The News: What will a German apprenticeship student’s week and program look like?

Schmitt: Every day the students go to their home high school for first period, just like any Newton College and Career Academy (NCCA) student does.  On Tuesday and Thursday they are bused to the NCCA and then bused to GPTC for the day. GPTC is contributing specific courses aligned with the prescribed learning outcomes and curriculum.

On Monday, Wednesday, and Friday, they are bused to NCCA for a required high school class during second period and then they go to work for the rest of the day, but instead of working on a task that the company might have them do as a regular employee, they work under an assigned mentor on what are called “Christiani projects.”

These projects are designed to teach concepts, skills, and applications prescribed by the German Chamber of Commerce. The students have a workbench and standardized tools purchased by the company. We are new at this, but I believe, that Christiani projects start with very simple things, like ‘here is a block of steel, turn that into this part based on these specifications.’ They start that basic and develop over time to more advanced things.

The company agrees to pay the students $8 per hour as 10th graders, $10 per hour as 11th graders, and $12 per hour as 12th graders. They get paid to work on Christiani projects. Now as they go through the program, I believe there is time built in for them to not only work on their Christiani projects, but also to work on some regular job projects.

But remember this first group is only 15 years old.

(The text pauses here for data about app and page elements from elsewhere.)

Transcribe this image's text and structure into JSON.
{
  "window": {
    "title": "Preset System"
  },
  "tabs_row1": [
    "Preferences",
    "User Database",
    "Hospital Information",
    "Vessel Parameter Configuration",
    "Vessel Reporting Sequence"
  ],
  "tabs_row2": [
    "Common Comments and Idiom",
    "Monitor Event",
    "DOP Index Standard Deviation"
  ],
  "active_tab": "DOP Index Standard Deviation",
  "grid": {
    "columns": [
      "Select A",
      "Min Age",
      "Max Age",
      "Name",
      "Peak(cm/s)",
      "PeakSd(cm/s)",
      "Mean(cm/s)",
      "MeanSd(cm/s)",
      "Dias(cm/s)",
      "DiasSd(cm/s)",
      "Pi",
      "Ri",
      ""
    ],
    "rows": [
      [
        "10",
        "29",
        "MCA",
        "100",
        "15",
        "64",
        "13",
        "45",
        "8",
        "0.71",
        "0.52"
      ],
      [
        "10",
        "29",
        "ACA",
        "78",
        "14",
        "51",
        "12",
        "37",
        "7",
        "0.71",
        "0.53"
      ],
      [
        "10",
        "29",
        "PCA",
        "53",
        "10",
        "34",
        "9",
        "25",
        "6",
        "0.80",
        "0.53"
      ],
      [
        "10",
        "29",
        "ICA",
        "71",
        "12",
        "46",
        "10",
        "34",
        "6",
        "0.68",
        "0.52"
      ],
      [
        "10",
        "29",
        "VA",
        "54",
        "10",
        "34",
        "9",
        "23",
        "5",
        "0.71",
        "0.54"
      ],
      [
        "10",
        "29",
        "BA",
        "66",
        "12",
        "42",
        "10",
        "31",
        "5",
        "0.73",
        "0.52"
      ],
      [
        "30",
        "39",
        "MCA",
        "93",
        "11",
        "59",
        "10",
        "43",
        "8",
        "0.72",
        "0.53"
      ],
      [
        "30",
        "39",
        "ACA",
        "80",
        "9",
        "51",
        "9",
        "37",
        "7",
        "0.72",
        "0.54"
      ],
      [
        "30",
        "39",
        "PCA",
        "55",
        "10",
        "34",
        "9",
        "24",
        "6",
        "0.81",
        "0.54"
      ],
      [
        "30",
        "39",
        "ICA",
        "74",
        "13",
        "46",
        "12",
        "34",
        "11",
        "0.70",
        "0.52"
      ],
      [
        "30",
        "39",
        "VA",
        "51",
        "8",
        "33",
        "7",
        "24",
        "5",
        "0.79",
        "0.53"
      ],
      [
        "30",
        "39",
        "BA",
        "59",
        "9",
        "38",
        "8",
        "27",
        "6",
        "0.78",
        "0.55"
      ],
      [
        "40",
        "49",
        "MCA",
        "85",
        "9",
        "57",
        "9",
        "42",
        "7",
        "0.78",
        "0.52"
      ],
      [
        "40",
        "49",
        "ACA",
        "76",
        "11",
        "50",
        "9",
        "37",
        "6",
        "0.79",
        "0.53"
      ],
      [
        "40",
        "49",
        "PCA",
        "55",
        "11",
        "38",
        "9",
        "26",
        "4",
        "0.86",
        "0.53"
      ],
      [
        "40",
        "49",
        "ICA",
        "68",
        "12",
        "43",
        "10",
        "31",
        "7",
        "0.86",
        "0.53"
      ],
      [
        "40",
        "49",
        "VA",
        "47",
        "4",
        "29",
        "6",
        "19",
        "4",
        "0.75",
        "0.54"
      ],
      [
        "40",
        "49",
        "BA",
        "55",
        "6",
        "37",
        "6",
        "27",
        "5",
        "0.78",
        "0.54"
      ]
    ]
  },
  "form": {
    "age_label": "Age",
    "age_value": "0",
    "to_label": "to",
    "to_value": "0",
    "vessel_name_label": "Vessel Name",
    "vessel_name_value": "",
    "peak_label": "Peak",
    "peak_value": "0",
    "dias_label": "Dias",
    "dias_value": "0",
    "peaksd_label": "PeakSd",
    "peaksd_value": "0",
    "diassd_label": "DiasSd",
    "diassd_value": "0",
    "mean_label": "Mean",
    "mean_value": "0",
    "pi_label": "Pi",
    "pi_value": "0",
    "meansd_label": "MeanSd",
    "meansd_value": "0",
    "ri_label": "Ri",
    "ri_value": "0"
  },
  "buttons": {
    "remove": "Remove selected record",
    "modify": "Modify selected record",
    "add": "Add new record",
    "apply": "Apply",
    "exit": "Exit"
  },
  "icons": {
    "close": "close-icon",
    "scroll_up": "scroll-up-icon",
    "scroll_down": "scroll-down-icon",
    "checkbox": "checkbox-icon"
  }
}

Per U.S. Department of Labor rules, they cannot even go to the companies right now. So we are working with the companies to have the workbenches, tools, and Christiani projects housed at the NCCA until they get old enough—16 years old—to go to the companies.

The News: What credentials will the German apprentices earn?

Schmitt: A typical high school student has to have 23 credits to graduate, but under Senate Bill 2 a student can earn a high school diploma in an alternate way in certain high need industry areas. Industrial maintenance is one of those areas. Under this alternative path students take just eight high school courses, those associated with end-of-course high school tests, and the remainder of their program is provided by GPTC and their apprenticeship company.

At the end of the program students will have earned a high school diploma as well as two technical certificates of credit—one in manufacturing production assistant and one in manufacturing maintenance technician—and a technical college diploma in precision manufacturing and maintenance from GPTC. Their college work will be paid by the State through the Move On When Ready program. They will be just a few credits shy of an associate’s degree.

They also will have a U.S. Department of Labor apprenticeship certificate. In addition, the German apprenticeship program has a midterm exam at 18 months and a final exam at the end of the three years. If they are successful on those exams they will be a registered, licensed German apprentice.

In our estimation they will be among the most sought after industrial maintenance technicians around and will be poised to advance at a faster rate than an entry level employee might.

The News: How can other students get involved?

Schmitt: In December and January, NCSS will start putting out information and recruiting for next year’s German apprentices. Recruitment will include informal presentations to 9th graders, particularly those interested in engineering and manufacturing; advertisements; teacher recommendations; and sending information directly to students, parents, and others. The goal is to have students identified for interviews with the companies by the end of the school year.

The two NCSS contacts for those interested in the German apprenticeship program are myself (Schmitt) and Carol Burke, NCCA assistant principal for business engagement.

The News: Why is the school system involved?

Schmitt: It’s certainly a lot of work for six kids, right? But, finding paths for success for every kid is what we want to do as a school system. We know that seven classes a day for 12 years isn’t always what the path looks like for every kid. This is just one more option for students to chose. That’s what’s in it for us and we are happy to do it. I’m excited and happy to be part it.